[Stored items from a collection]

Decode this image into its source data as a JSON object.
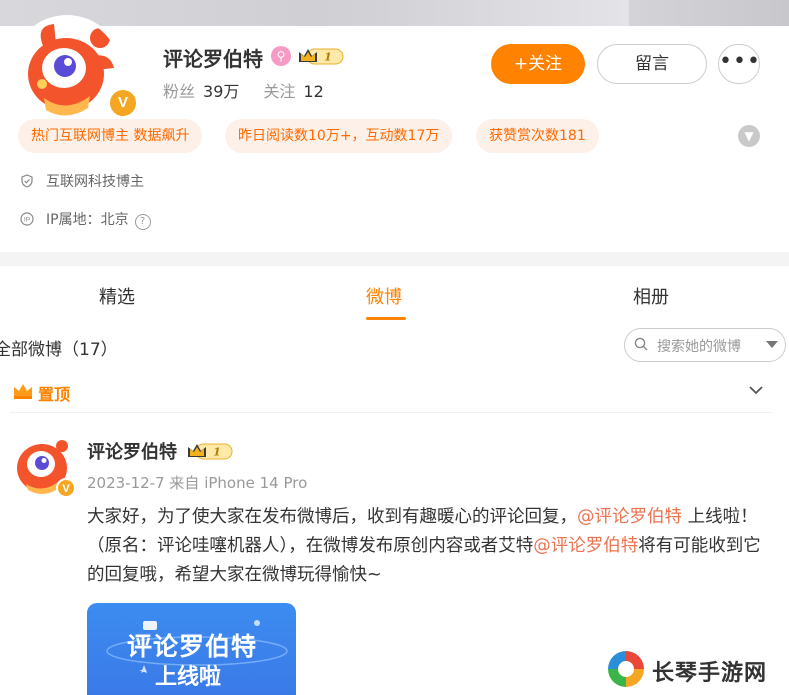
{
  "profile": {
    "name": "评论罗伯特",
    "badge_v": "V",
    "level": "1",
    "fans_label": "粉丝",
    "fans_value": "39万",
    "following_label": "关注",
    "following_value": "12",
    "follow_button": "+关注",
    "message_button": "留言",
    "more_button": "•••"
  },
  "tags": [
    "热门互联网博主 数据飙升",
    "昨日阅读数10万+，互动数17万",
    "获赞赏次数181"
  ],
  "info": {
    "category": "互联网科技博主",
    "ip_label": "IP属地：北京",
    "help": "?"
  },
  "tabs": [
    "精选",
    "微博",
    "相册"
  ],
  "active_tab": "微博",
  "filter": {
    "label": "全部微博（17）",
    "search_placeholder": "搜索她的微博"
  },
  "pinned": {
    "label": "置顶"
  },
  "post": {
    "author": "评论罗伯特",
    "level": "1",
    "date": "2023-12-7",
    "source": "来自 iPhone 14 Pro",
    "text_1": "大家好，为了使大家在发布微博后，收到有趣暖心的评论回复，",
    "mention_1": "@评论罗伯特",
    "text_2": " 上线啦！（原名：评论哇噻机器人），在微博发布原创内容或者艾特",
    "mention_2": "@评论罗伯特",
    "text_3": "将有可能收到它的回复哦，希望大家在微博玩得愉快~",
    "card_line1": "评论罗伯特",
    "card_line2": "上线啦"
  },
  "watermark": {
    "text": "长琴手游网"
  },
  "colors": {
    "accent": "#ff8200",
    "tag_bg": "#fdf0e8",
    "tag_text": "#ff6a00",
    "mention": "#eb7350"
  }
}
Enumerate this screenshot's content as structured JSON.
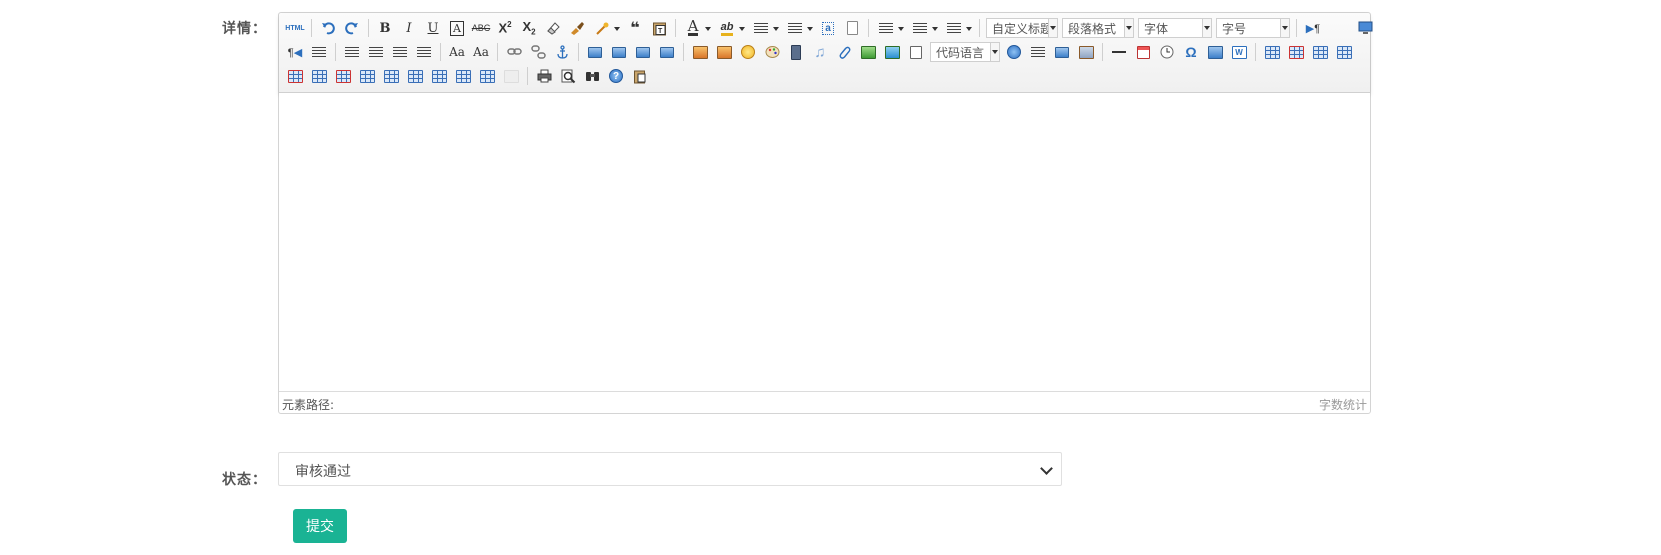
{
  "form": {
    "details_label": "详情：",
    "status_label": "状态：",
    "status_value": "审核通过",
    "submit_label": "提交"
  },
  "editor": {
    "toolbar": {
      "html_label": "HTML",
      "quote_glyph": "❝",
      "combo_custom_heading": "自定义标题",
      "combo_paragraph": "段落格式",
      "combo_font": "字体",
      "combo_font_size": "字号",
      "combo_code_language": "代码语言",
      "omega_glyph": "Ω"
    },
    "element_path_label": "元素路径:",
    "word_count_label": "字数统计"
  },
  "colors": {
    "accent": "#1ab394",
    "border": "#d4d4d4",
    "toolbar_bg": "#f0f0f0"
  }
}
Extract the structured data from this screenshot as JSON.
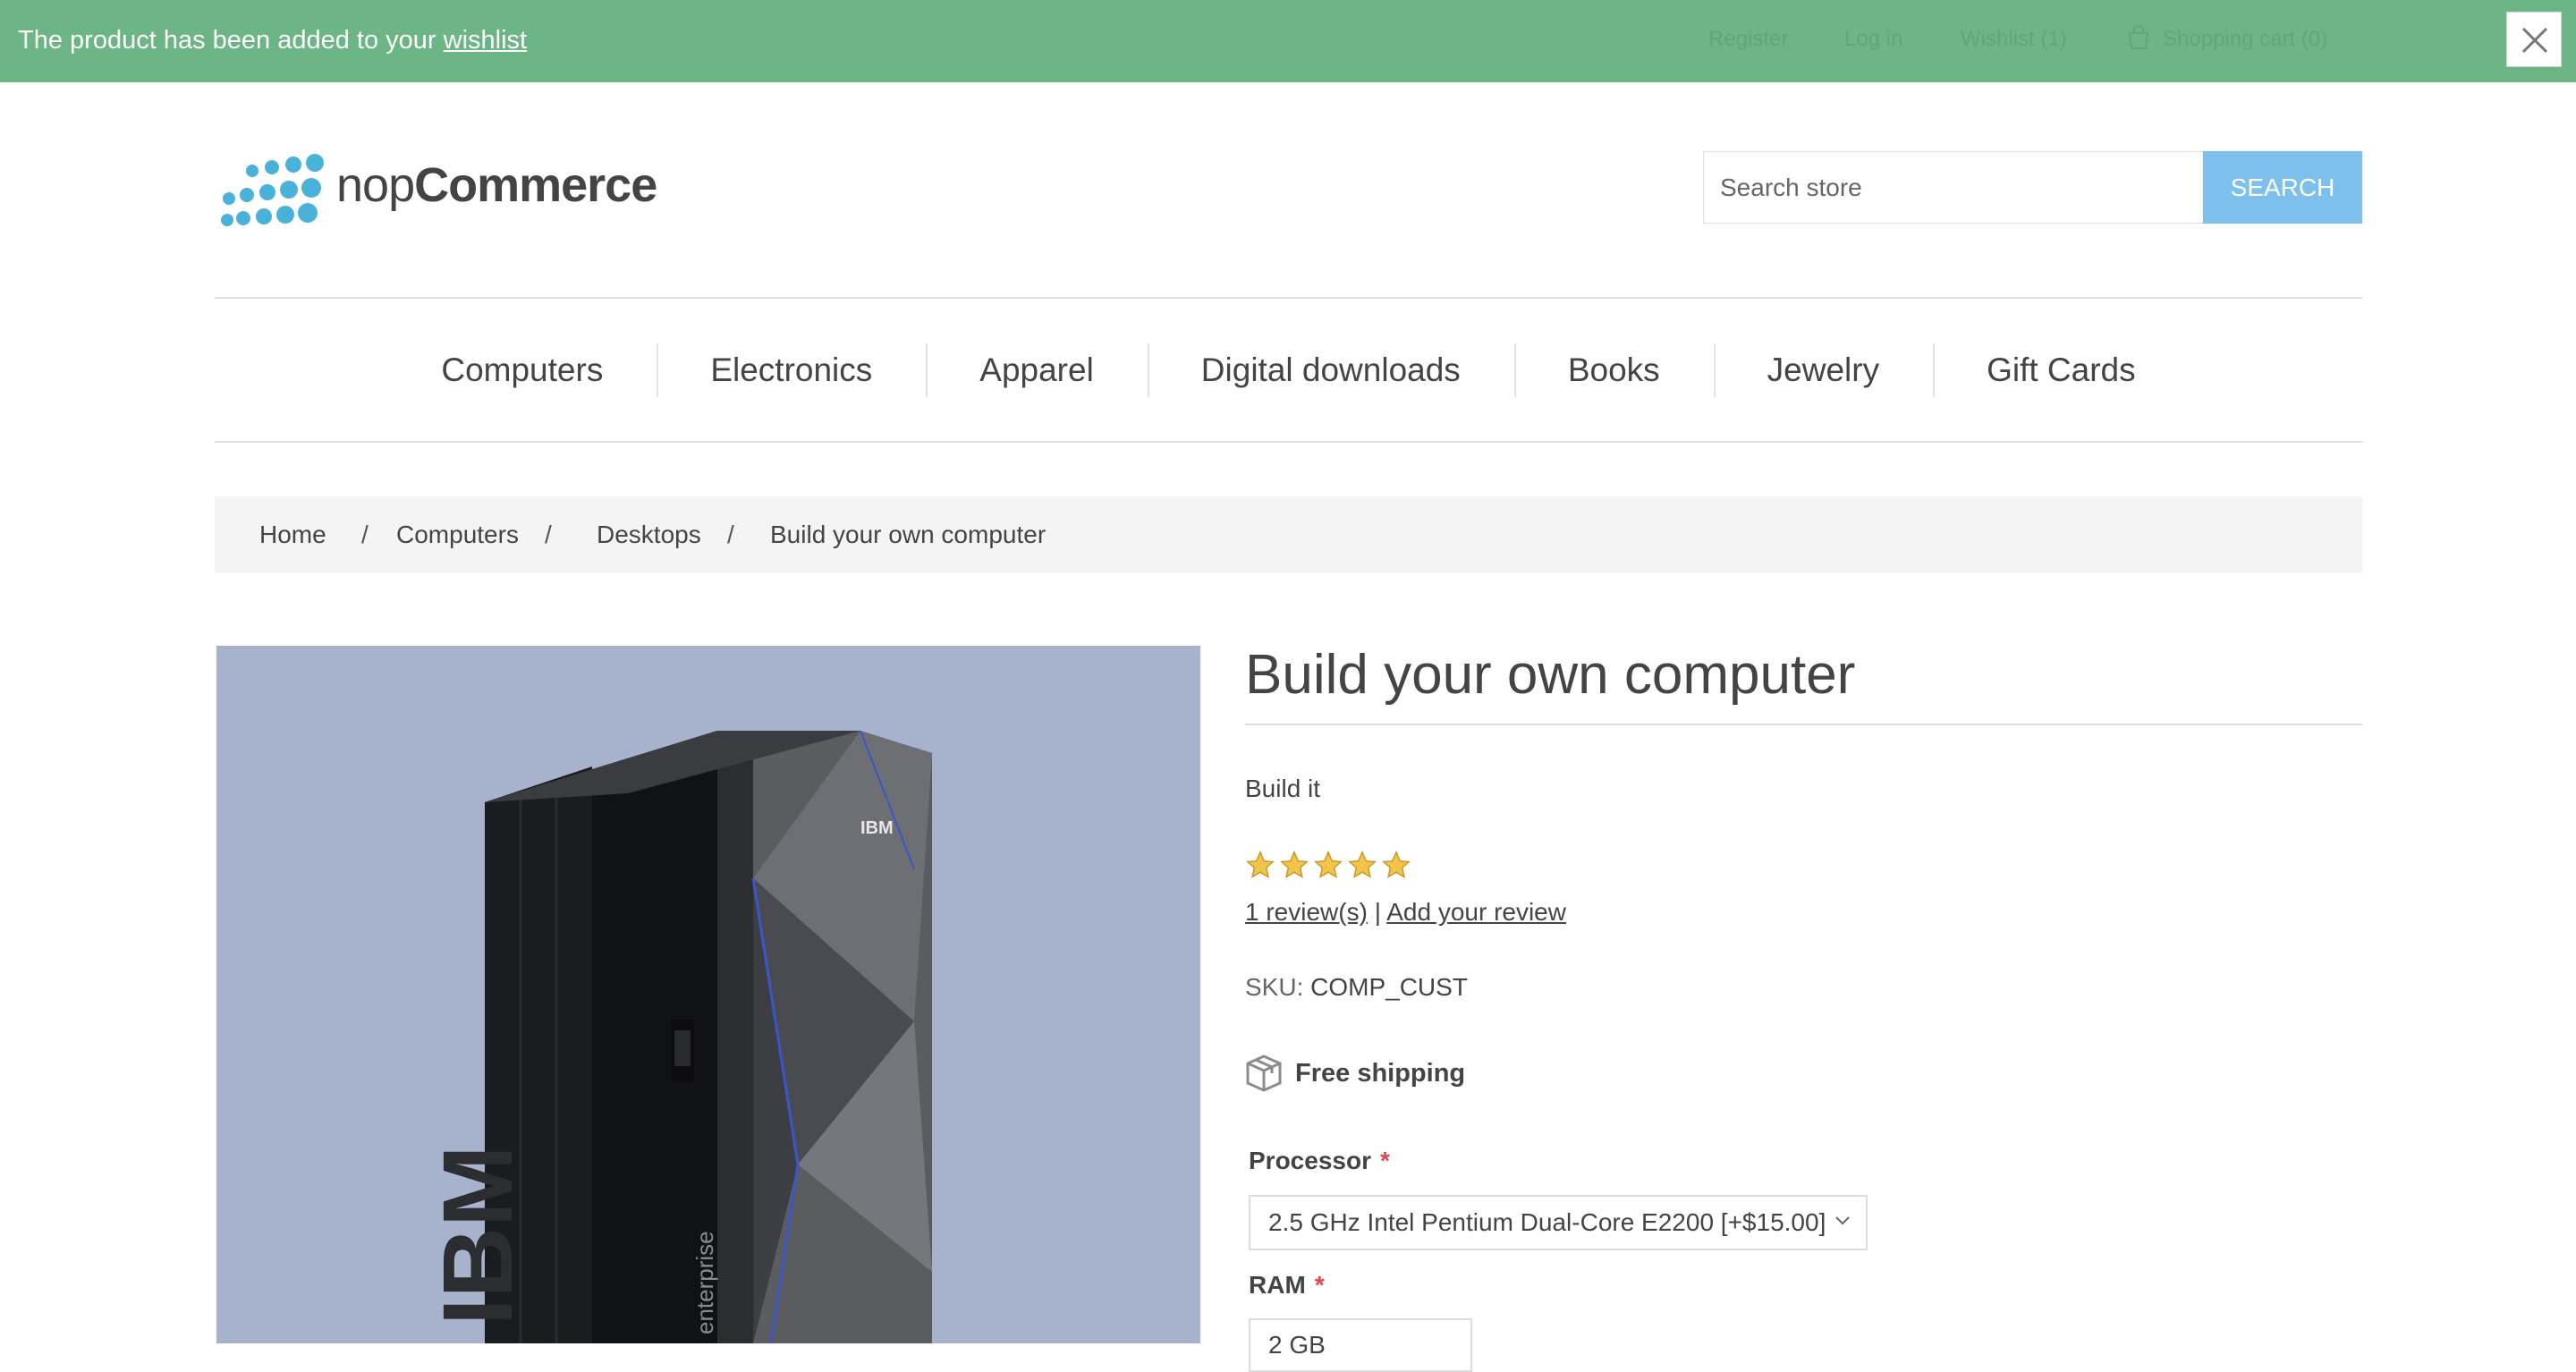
{
  "notification": {
    "message": "The product has been added to your ",
    "link": "wishlist",
    "header_links": [
      "Register",
      "Log in",
      "Wishlist (1)",
      "Shopping cart (0)"
    ]
  },
  "header": {
    "logo_text_light": "nop",
    "logo_text_bold": "Commerce",
    "search_placeholder": "Search store",
    "search_button": "SEARCH"
  },
  "menu": [
    "Computers",
    "Electronics",
    "Apparel",
    "Digital downloads",
    "Books",
    "Jewelry",
    "Gift Cards"
  ],
  "breadcrumb": {
    "items": [
      "Home",
      "Computers",
      "Desktops",
      "Build your own computer"
    ],
    "separator": "/"
  },
  "product": {
    "title": "Build your own computer",
    "short_description": "Build it",
    "rating_stars": 5,
    "reviews_link": "1 review(s)",
    "reviews_separator": "|",
    "add_review_link": "Add your review",
    "sku_label": "SKU:",
    "sku_value": "COMP_CUST",
    "shipping": "Free shipping",
    "image_brand_text": "IBM",
    "image_model_text": "enterprise"
  },
  "attributes": {
    "processor_label": "Processor",
    "processor_value": "2.5 GHz Intel Pentium Dual-Core E2200 [+$15.00]",
    "ram_label": "RAM",
    "ram_value": "2 GB",
    "required_marker": "*"
  },
  "colors": {
    "notification_bg": "#6cb584",
    "search_button_bg": "#67b6ec",
    "required": "#e4444c",
    "star": "#f3c44a",
    "product_image_bg": "#a7b3cc"
  }
}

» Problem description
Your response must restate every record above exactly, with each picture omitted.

» Answer area
Decode this image into its source data as a JSON object.
{
  "profile": {
    "name": "评论罗伯特",
    "badge_v": "V",
    "level": "1",
    "fans_label": "粉丝",
    "fans_value": "39万",
    "following_label": "关注",
    "following_value": "12",
    "follow_button": "+关注",
    "message_button": "留言",
    "more_button": "•••"
  },
  "tags": [
    "热门互联网博主 数据飙升",
    "昨日阅读数10万+，互动数17万",
    "获赞赏次数181"
  ],
  "info": {
    "category": "互联网科技博主",
    "ip_label": "IP属地：北京",
    "help": "?"
  },
  "tabs": [
    "精选",
    "微博",
    "相册"
  ],
  "active_tab": "微博",
  "filter": {
    "label": "全部微博（17）",
    "search_placeholder": "搜索她的微博"
  },
  "pinned": {
    "label": "置顶"
  },
  "post": {
    "author": "评论罗伯特",
    "level": "1",
    "date": "2023-12-7",
    "source": "来自 iPhone 14 Pro",
    "text_1": "大家好，为了使大家在发布微博后，收到有趣暖心的评论回复，",
    "mention_1": "@评论罗伯特",
    "text_2": " 上线啦！（原名：评论哇噻机器人），在微博发布原创内容或者艾特",
    "mention_2": "@评论罗伯特",
    "text_3": "将有可能收到它的回复哦，希望大家在微博玩得愉快~",
    "card_line1": "评论罗伯特",
    "card_line2": "上线啦"
  },
  "watermark": {
    "text": "长琴手游网"
  },
  "colors": {
    "accent": "#ff8200",
    "tag_bg": "#fdf0e8",
    "tag_text": "#ff6a00",
    "mention": "#eb7350"
  }
}
Enumerate this screenshot's content as structured JSON.
{
  "form": {
    "details_label": "详情：",
    "status_label": "状态：",
    "status_value": "审核通过",
    "submit_label": "提交"
  },
  "editor": {
    "toolbar": {
      "html_label": "HTML",
      "quote_glyph": "❝",
      "combo_custom_heading": "自定义标题",
      "combo_paragraph": "段落格式",
      "combo_font": "字体",
      "combo_font_size": "字号",
      "combo_code_language": "代码语言",
      "omega_glyph": "Ω"
    },
    "element_path_label": "元素路径:",
    "word_count_label": "字数统计"
  },
  "colors": {
    "accent": "#1ab394",
    "border": "#d4d4d4",
    "toolbar_bg": "#f0f0f0"
  }
}
Extract the structured data from this screenshot as JSON.
{
  "notification": {
    "message": "The product has been added to your ",
    "link": "wishlist",
    "header_links": [
      "Register",
      "Log in",
      "Wishlist (1)",
      "Shopping cart (0)"
    ]
  },
  "header": {
    "logo_text_light": "nop",
    "logo_text_bold": "Commerce",
    "search_placeholder": "Search store",
    "search_button": "SEARCH"
  },
  "menu": [
    "Computers",
    "Electronics",
    "Apparel",
    "Digital downloads",
    "Books",
    "Jewelry",
    "Gift Cards"
  ],
  "breadcrumb": {
    "items": [
      "Home",
      "Computers",
      "Desktops",
      "Build your own computer"
    ],
    "separator": "/"
  },
  "product": {
    "title": "Build your own computer",
    "short_description": "Build it",
    "rating_stars": 5,
    "reviews_link": "1 review(s)",
    "reviews_separator": "|",
    "add_review_link": "Add your review",
    "sku_label": "SKU:",
    "sku_value": "COMP_CUST",
    "shipping": "Free shipping",
    "image_brand_text": "IBM",
    "image_model_text": "enterprise"
  },
  "attributes": {
    "processor_label": "Processor",
    "processor_value": "2.5 GHz Intel Pentium Dual-Core E2200 [+$15.00]",
    "ram_label": "RAM",
    "ram_value": "2 GB",
    "required_marker": "*"
  },
  "colors": {
    "notification_bg": "#6cb584",
    "search_button_bg": "#67b6ec",
    "required": "#e4444c",
    "star": "#f3c44a",
    "product_image_bg": "#a7b3cc"
  }
}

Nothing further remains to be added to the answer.